[Records excerpted from a collection]:
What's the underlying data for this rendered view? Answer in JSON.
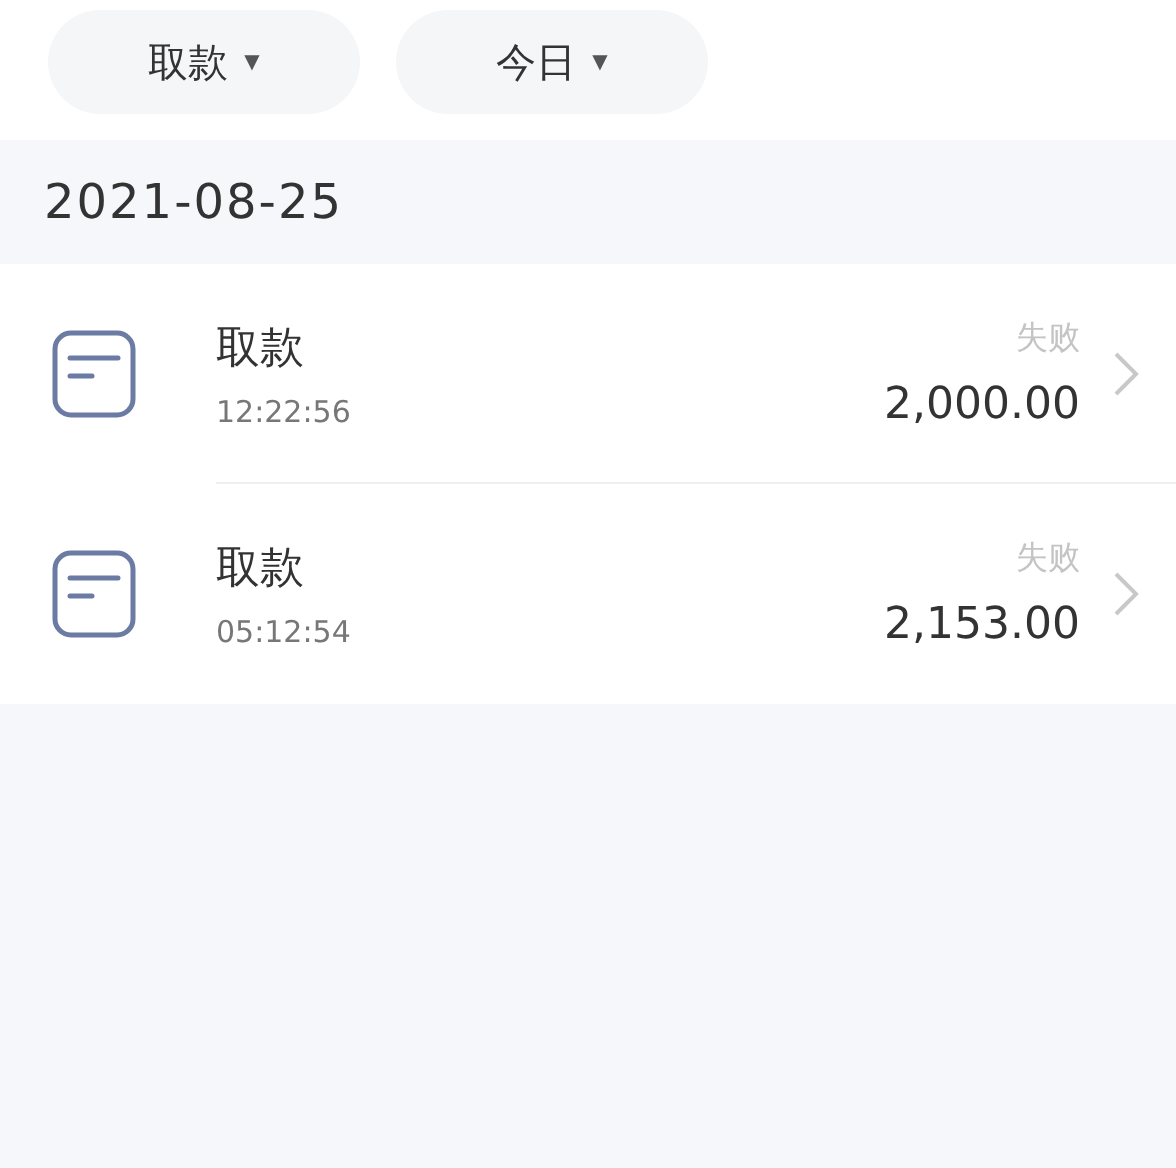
{
  "filters": [
    {
      "label": "取款",
      "caret": "▼"
    },
    {
      "label": "今日",
      "caret": "▼"
    }
  ],
  "date_header": "2021-08-25",
  "transactions": [
    {
      "title": "取款",
      "time": "12:22:56",
      "status": "失败",
      "amount": "2,000.00"
    },
    {
      "title": "取款",
      "time": "05:12:54",
      "status": "失败",
      "amount": "2,153.00"
    }
  ]
}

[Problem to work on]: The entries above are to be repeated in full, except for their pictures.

[Exercise answer]:
What's the underlying data for this rendered view? Answer in JSON.
{
  "filters": [
    {
      "label": "取款",
      "caret": "▼"
    },
    {
      "label": "今日",
      "caret": "▼"
    }
  ],
  "date_header": "2021-08-25",
  "transactions": [
    {
      "title": "取款",
      "time": "12:22:56",
      "status": "失败",
      "amount": "2,000.00"
    },
    {
      "title": "取款",
      "time": "05:12:54",
      "status": "失败",
      "amount": "2,153.00"
    }
  ]
}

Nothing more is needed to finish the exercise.